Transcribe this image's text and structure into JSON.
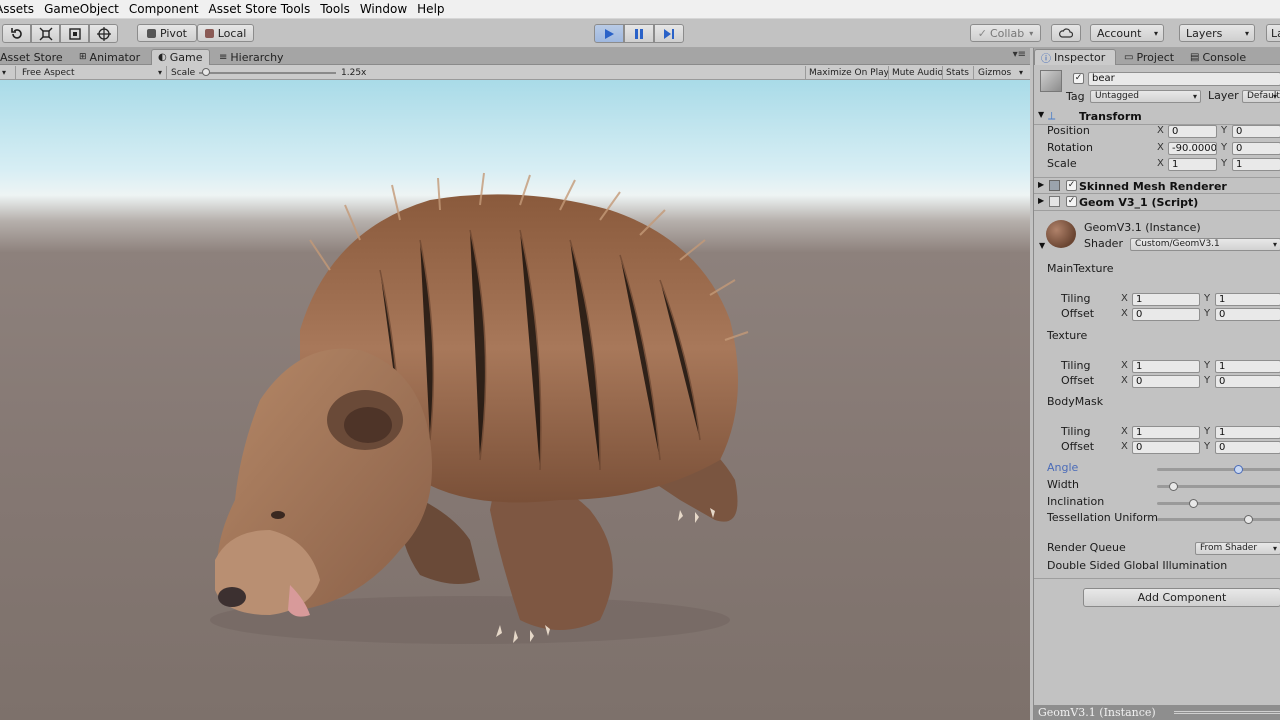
{
  "menu": [
    "Assets",
    "GameObject",
    "Component",
    "Asset Store Tools",
    "Tools",
    "Window",
    "Help"
  ],
  "toolbar": {
    "pivot_label": "Pivot",
    "local_label": "Local",
    "collab_label": "Collab",
    "account_label": "Account",
    "layers_label": "Layers",
    "layout_label": "La"
  },
  "game_panel": {
    "tabs": [
      "Asset Store",
      "Animator",
      "Game",
      "Hierarchy"
    ],
    "aspect": "Free Aspect",
    "scale_label": "Scale",
    "scale_value": "1.25x",
    "scale_fraction": 0.02,
    "maximize": "Maximize On Play",
    "mute": "Mute Audio",
    "stats": "Stats",
    "gizmos": "Gizmos"
  },
  "inspector": {
    "tabs": [
      "Inspector",
      "Project",
      "Console"
    ],
    "object_name": "bear",
    "tag_label": "Tag",
    "tag_value": "Untagged",
    "layer_label": "Layer",
    "layer_value": "Default",
    "transform": {
      "title": "Transform",
      "position_label": "Position",
      "rotation_label": "Rotation",
      "scale_label": "Scale",
      "pos_x": "0",
      "pos_y": "0",
      "rot_x": "-90.0000",
      "rot_y": "0",
      "scale_x": "1",
      "scale_y": "1"
    },
    "skinned_mesh": "Skinned Mesh Renderer",
    "geom_script": "Geom V3_1 (Script)",
    "material": {
      "name": "GeomV3.1 (Instance)",
      "shader_label": "Shader",
      "shader_value": "Custom/GeomV3.1"
    },
    "textures": [
      {
        "name": "MainTexture",
        "tiling_x": "1",
        "tiling_y": "1",
        "offset_x": "0",
        "offset_y": "0"
      },
      {
        "name": "Texture",
        "tiling_x": "1",
        "tiling_y": "1",
        "offset_x": "0",
        "offset_y": "0"
      },
      {
        "name": "BodyMask",
        "tiling_x": "1",
        "tiling_y": "1",
        "offset_x": "0",
        "offset_y": "0"
      }
    ],
    "tiling_label": "Tiling",
    "offset_label": "Offset",
    "axis_x": "X",
    "axis_y": "Y",
    "sliders": [
      {
        "label": "Angle",
        "fraction": 0.65,
        "active": true
      },
      {
        "label": "Width",
        "fraction": 0.13
      },
      {
        "label": "Inclination",
        "fraction": 0.29
      },
      {
        "label": "Tessellation Uniform",
        "fraction": 0.73
      }
    ],
    "render_queue_label": "Render Queue",
    "render_queue_value": "From Shader",
    "double_sided_gi": "Double Sided Global Illumination",
    "add_component": "Add Component",
    "status": "GeomV3.1 (Instance)"
  },
  "colors": {
    "accent_blue": "#4a6bb8",
    "play_active": "#9fb8df",
    "bear_fur": "#a0714f"
  }
}
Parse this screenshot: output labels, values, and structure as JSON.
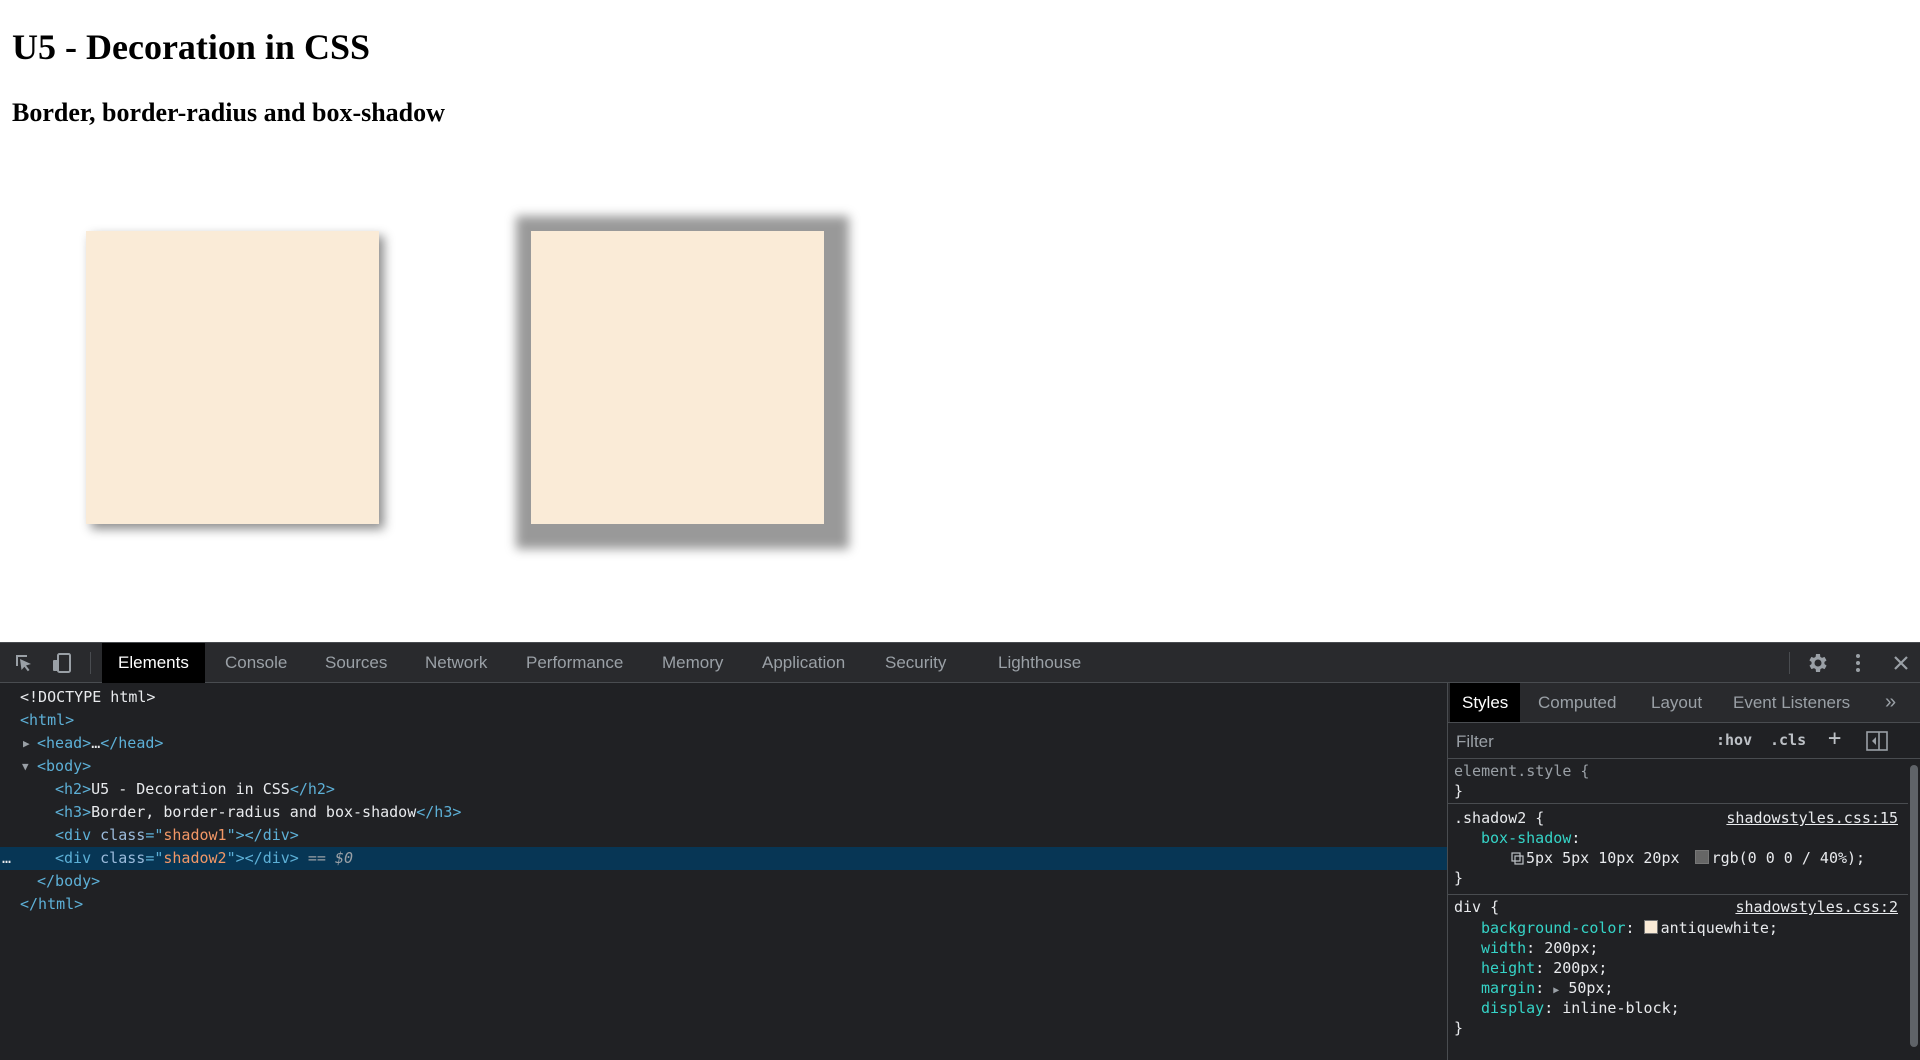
{
  "page": {
    "h2": "U5 - Decoration in CSS",
    "h3": "Border, border-radius and box-shadow"
  },
  "devtools": {
    "tabs": [
      {
        "label": "Elements",
        "active": true
      },
      {
        "label": "Console"
      },
      {
        "label": "Sources"
      },
      {
        "label": "Network"
      },
      {
        "label": "Performance"
      },
      {
        "label": "Memory"
      },
      {
        "label": "Application"
      },
      {
        "label": "Security"
      },
      {
        "label": "Lighthouse"
      }
    ],
    "toolbar_icons": [
      "inspect-element-icon",
      "device-toolbar-icon",
      "gear-icon",
      "more-vert-icon",
      "close-icon"
    ],
    "dom": {
      "doctype": "<!DOCTYPE html>",
      "html_open": "<html>",
      "head_open": "<head>",
      "ellipsis": "…",
      "head_close": "</head>",
      "body_open": "<body>",
      "h2_open": "<h2>",
      "h2_text": "U5 - Decoration in CSS",
      "h2_close": "</h2>",
      "h3_open": "<h3>",
      "h3_text": "Border, border-radius and box-shadow",
      "h3_close": "</h3>",
      "div_open": "<div",
      "class_attr": "class",
      "eq_quote": "=\"",
      "quote": "\"",
      "div_end": "></div>",
      "class1": "shadow1",
      "class2": "shadow2",
      "selected_marker": "== $0",
      "dots": "…",
      "body_close": "</body>",
      "html_close": "</html>"
    },
    "styles": {
      "tabs": [
        "Styles",
        "Computed",
        "Layout",
        "Event Listeners"
      ],
      "more_tabs": "»",
      "filter_placeholder": "Filter",
      "hov": ":hov",
      "cls": ".cls",
      "add": "+",
      "element_style": "element.style {",
      "close_brace": "}",
      "rule1": {
        "selector": ".shadow2 {",
        "source": "shadowstyles.css:15",
        "prop": "box-shadow",
        "value_a": "5px 5px 10px 20px",
        "value_b": "rgb(0 0 0 / 40%);",
        "swatch_color": "#666666"
      },
      "rule2": {
        "selector": "div {",
        "source": "shadowstyles.css:2",
        "props": [
          {
            "name": "background-color",
            "value": "antiquewhite;",
            "swatch": "#faebd7"
          },
          {
            "name": "width",
            "value": "200px;"
          },
          {
            "name": "height",
            "value": "200px;"
          },
          {
            "name": "margin",
            "value": "50px;",
            "expandable": true
          },
          {
            "name": "display",
            "value": "inline-block;"
          }
        ]
      }
    }
  }
}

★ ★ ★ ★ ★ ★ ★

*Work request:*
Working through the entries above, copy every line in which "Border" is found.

*Task output:*
    "h3": "Border, border-radius and box-shadow"
      "h3_text": "Border, border-radius and box-shadow",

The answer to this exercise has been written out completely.